Personal stories shared during Justice Week, as well as events, parliamentary debate and published research, will make a case for the justice system beyond the legal community.
Readers who have experience of demonstrations will know popular placard slogans include variants on the line: ‘I can’t believe I still have to protest this stuff.’ Lawyers may be feeling something similar at the start of the first ‘Justice Week’, a joint initiative by the Law Society, the Bar Council and CILEx to focus attention on why our battered justice system is ‘so fundamental to our society, economy and democracy’.
Surely the case for supporting justice and just outcomes is obvious?
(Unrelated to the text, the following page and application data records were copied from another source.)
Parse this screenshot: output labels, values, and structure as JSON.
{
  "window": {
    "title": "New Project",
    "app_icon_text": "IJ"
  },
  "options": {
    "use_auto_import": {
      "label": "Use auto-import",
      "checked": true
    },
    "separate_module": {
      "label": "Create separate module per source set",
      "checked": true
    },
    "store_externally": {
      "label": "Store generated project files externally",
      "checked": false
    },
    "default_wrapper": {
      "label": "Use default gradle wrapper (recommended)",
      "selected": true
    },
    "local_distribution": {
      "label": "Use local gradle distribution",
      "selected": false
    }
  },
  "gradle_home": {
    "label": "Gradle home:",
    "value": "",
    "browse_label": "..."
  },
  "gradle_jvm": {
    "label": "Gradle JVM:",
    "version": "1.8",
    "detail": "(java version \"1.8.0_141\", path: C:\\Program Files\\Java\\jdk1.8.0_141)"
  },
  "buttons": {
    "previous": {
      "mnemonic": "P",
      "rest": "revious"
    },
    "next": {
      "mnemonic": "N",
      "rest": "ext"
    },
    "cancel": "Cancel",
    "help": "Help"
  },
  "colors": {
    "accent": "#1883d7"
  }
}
In truth, experience has shown us that the case for the justice system is made in competition with other ideas – not least the need to reduce the deficit, to tackle crime, and to ‘control our borders’.
Justice Week will use events, parliamentary debate, shared stories and published research to make the case for the justice system to the media, politicians, industry, the third sector and the general public.
In this task, personal stories have the power make a case to those beyond the legal community, and give added resolve to those who ‘still have to protest this stuff’.
Our cover photograph is of ‘Chahla’ and her son (her story and others are the focus of a photo exhibition in the Law Society’s main reception area this week, and also form an online exhibition). A badly timed divorce, the war in Syria, her Syrian nationality and an indifferent Home Office divided her from her son, a British citizen. The Home Office repeatedly refused her applications to return to him in the UK. She found a solicitor, Sonal Ghelani, who threatened judicial review proceedings. At that point the Home Office relented. She is now reunited with her son, and has indefinite leave to remain in the UK.
Chahla’s is one of the stories being promoted this week. We feature event highlights of the week on page 3. More can be found at Justice Week 2018 programme.